*** Extracted records ***

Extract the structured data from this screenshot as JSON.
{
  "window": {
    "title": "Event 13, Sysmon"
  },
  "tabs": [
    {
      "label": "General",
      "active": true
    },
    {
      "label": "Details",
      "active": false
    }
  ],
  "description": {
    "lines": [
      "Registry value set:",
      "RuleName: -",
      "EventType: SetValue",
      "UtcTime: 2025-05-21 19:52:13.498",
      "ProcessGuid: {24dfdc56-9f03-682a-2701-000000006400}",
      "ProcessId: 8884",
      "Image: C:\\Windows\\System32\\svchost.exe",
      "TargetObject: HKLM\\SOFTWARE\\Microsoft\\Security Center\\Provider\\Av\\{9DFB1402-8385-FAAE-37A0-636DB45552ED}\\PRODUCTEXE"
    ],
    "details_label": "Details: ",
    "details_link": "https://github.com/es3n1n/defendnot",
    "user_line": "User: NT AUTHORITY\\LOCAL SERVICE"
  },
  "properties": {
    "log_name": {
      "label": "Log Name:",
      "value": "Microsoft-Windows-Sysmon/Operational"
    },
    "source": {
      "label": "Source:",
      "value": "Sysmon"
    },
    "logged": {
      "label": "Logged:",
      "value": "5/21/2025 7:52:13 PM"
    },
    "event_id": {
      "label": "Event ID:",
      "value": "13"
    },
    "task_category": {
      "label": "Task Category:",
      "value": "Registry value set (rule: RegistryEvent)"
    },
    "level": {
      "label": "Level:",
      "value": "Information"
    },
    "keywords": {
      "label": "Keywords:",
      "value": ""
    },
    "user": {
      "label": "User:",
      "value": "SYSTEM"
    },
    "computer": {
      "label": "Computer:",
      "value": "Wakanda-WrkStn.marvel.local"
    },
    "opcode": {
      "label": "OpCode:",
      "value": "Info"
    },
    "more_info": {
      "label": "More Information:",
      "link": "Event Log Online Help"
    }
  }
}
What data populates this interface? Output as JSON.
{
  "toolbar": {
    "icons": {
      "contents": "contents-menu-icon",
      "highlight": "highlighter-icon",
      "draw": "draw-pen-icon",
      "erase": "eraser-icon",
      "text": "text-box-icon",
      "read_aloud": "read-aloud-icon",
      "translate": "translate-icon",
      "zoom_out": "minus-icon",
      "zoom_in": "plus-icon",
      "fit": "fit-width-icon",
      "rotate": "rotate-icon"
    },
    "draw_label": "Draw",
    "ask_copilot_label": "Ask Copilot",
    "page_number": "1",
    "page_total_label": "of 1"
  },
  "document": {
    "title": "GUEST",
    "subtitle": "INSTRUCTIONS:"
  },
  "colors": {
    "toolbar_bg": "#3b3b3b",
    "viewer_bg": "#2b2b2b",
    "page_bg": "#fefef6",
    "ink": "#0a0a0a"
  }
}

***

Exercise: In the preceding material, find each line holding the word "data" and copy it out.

Result of this task:
Extract the structured data from this screenshot as JSON.
What data populates this interface? Output as JSON.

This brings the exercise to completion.